## What the exercise asks
Find and copy every line in the records that includes the string "terminate".

## Given data
════════════════════

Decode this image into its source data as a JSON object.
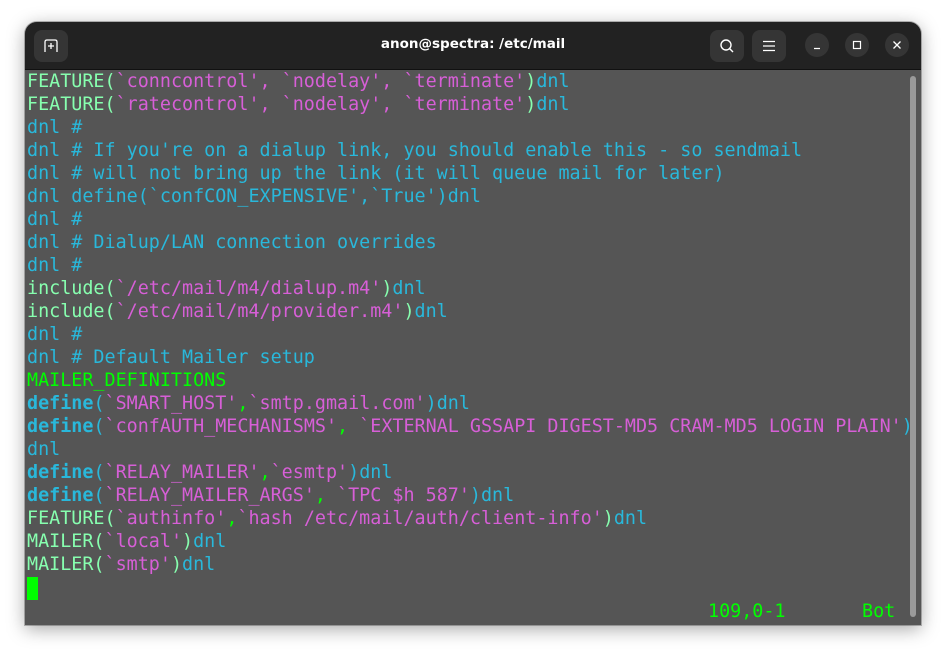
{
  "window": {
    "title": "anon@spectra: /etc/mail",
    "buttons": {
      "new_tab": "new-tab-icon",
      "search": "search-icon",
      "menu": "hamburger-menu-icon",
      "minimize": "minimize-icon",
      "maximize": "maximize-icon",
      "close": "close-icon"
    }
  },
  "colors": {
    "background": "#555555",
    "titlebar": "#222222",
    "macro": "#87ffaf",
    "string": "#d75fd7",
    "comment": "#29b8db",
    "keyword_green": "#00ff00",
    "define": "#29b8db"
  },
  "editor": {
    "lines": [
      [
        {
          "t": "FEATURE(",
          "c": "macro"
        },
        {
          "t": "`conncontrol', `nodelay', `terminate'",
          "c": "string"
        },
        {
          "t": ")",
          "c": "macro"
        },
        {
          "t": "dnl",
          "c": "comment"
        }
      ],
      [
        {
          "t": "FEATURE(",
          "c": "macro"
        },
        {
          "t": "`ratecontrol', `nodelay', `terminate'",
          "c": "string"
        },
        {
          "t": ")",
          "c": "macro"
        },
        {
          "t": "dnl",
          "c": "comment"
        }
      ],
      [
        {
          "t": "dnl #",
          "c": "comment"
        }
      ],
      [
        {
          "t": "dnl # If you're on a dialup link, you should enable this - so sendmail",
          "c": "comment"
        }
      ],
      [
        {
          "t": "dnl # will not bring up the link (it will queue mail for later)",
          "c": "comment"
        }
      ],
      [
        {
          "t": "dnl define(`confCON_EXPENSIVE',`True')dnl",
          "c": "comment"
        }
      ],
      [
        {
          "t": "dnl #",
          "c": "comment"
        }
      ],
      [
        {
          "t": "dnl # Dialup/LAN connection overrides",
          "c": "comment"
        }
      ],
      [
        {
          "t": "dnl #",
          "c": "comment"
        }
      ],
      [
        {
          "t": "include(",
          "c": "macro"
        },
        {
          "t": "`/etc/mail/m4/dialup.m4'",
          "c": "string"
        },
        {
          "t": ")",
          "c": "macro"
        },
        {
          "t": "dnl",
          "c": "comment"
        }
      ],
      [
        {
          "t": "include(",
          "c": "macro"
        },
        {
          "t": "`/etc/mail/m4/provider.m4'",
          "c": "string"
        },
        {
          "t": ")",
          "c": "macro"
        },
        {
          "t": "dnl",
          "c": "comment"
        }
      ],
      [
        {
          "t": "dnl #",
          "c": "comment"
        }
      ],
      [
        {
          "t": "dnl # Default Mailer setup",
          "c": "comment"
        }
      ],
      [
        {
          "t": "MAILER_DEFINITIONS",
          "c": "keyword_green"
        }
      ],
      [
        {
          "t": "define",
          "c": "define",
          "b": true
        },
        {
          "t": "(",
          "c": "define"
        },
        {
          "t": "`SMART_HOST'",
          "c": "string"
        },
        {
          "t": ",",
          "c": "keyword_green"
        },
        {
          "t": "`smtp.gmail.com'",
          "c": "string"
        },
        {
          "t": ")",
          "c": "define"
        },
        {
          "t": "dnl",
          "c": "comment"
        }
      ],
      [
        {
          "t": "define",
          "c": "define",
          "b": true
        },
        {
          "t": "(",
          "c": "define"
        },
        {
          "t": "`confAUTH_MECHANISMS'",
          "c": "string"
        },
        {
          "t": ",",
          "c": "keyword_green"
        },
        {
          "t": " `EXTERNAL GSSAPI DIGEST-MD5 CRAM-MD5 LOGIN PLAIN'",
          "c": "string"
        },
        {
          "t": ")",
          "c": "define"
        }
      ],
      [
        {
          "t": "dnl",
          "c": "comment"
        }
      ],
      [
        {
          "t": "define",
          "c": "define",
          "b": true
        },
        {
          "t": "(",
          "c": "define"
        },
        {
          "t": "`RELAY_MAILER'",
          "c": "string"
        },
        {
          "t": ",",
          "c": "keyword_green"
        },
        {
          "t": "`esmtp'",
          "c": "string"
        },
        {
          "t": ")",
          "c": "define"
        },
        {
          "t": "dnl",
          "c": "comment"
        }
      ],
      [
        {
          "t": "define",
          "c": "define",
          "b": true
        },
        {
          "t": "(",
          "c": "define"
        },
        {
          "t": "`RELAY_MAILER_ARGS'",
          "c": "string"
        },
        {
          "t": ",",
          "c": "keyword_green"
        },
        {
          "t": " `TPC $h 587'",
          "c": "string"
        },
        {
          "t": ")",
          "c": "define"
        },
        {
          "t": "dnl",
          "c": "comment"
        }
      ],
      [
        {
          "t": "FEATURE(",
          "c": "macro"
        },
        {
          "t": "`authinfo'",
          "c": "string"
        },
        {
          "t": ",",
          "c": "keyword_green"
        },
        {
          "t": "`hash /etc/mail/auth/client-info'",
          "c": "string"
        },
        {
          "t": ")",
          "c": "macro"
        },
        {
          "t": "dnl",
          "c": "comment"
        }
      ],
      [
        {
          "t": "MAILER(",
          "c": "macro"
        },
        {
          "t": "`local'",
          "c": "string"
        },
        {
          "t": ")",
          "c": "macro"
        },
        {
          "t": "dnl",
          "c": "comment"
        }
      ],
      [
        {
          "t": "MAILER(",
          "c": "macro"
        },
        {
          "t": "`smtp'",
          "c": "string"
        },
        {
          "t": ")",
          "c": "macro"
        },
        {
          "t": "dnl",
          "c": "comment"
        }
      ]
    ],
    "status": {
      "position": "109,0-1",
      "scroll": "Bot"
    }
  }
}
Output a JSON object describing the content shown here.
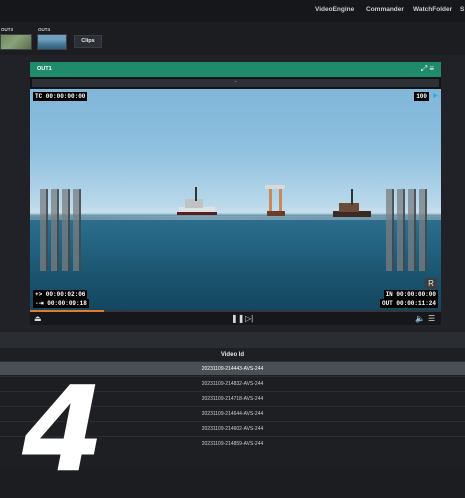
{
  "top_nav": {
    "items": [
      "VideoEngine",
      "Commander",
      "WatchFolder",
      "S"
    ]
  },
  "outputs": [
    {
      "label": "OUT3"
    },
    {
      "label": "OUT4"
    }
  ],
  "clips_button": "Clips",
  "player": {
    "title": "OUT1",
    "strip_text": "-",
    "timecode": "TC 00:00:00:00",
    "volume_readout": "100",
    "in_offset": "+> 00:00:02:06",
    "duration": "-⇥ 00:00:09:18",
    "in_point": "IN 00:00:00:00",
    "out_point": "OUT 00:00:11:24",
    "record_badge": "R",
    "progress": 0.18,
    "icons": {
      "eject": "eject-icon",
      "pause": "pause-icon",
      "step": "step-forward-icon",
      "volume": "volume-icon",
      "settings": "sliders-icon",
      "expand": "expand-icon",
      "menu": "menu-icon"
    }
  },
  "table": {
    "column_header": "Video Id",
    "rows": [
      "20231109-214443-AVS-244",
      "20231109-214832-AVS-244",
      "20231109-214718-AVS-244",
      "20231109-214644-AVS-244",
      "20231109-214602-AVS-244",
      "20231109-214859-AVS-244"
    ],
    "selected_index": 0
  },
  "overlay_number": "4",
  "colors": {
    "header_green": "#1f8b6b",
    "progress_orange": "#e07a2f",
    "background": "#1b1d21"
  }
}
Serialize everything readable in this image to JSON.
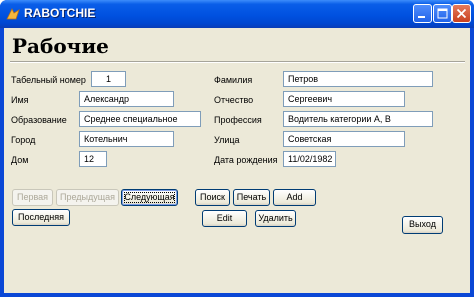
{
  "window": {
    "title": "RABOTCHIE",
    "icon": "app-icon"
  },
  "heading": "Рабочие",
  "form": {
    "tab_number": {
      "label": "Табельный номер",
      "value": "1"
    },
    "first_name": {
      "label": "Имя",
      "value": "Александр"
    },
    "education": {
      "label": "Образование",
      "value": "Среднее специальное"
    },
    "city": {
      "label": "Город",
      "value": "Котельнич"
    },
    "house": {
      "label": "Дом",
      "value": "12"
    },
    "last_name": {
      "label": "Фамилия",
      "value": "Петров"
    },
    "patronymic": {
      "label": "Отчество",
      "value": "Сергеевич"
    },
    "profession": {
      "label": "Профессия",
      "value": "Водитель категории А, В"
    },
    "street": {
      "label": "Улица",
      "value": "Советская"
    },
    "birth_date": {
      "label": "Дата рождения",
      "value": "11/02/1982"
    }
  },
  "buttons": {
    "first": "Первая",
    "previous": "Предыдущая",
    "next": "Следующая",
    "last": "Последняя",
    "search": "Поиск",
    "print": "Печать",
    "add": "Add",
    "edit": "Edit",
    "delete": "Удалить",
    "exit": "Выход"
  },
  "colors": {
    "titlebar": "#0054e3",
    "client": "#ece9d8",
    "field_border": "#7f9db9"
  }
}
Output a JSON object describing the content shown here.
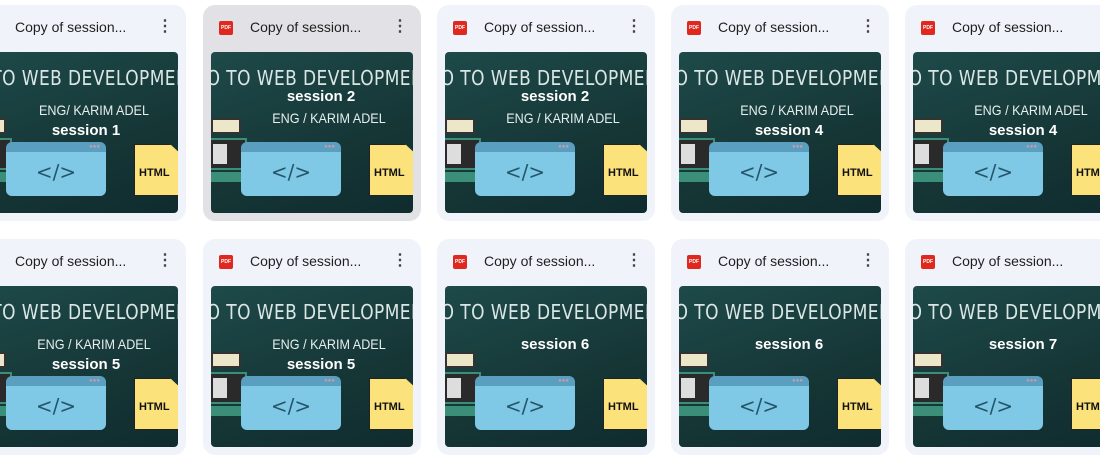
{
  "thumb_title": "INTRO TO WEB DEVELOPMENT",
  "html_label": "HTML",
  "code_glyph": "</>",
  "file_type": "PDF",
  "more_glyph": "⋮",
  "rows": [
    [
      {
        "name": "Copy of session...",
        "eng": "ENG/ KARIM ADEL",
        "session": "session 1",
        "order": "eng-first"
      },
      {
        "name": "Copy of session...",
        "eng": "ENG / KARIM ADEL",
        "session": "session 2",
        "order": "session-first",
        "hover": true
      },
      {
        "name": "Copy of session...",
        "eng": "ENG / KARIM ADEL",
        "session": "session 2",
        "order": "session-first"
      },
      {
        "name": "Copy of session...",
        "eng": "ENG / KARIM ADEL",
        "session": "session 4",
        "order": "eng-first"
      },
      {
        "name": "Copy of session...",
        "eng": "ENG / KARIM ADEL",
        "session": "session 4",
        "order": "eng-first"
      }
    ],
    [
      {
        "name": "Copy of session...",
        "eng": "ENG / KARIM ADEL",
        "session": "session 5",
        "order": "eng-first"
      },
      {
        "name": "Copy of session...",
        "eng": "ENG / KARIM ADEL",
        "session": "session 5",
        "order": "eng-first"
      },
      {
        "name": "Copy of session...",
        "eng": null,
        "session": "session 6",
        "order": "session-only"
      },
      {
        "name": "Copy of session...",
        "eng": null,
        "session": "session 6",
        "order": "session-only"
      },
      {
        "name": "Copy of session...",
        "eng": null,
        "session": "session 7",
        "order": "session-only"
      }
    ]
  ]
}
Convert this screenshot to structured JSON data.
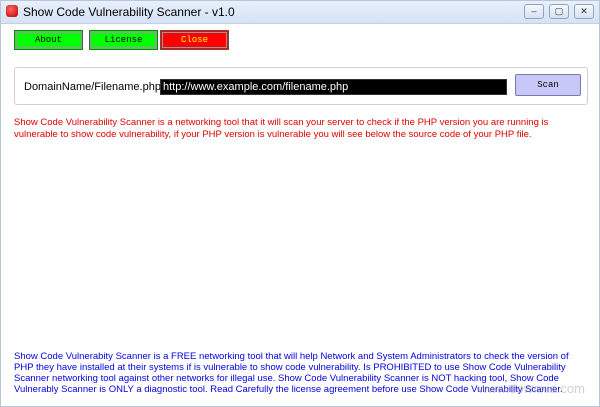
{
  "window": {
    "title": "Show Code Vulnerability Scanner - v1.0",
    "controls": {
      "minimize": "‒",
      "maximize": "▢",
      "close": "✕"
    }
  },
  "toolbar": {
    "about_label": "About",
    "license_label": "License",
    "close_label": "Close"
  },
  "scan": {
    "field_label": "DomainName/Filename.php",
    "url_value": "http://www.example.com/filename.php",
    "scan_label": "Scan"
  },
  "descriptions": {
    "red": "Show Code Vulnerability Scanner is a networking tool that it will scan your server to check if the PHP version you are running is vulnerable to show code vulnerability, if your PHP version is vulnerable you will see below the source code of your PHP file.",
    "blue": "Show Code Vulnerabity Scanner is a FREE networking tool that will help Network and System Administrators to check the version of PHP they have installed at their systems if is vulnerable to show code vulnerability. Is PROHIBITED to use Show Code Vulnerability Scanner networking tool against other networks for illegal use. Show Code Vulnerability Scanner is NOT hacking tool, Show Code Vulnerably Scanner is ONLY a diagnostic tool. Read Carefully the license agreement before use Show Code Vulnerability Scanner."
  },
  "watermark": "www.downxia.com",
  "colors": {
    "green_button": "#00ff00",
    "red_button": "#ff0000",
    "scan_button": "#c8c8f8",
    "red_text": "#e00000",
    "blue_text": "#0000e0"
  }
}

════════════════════

## Solution
          "t": "`conncontrol', `nodelay', `terminate'",
          "t": "`ratecontrol', `nodelay', `terminate'",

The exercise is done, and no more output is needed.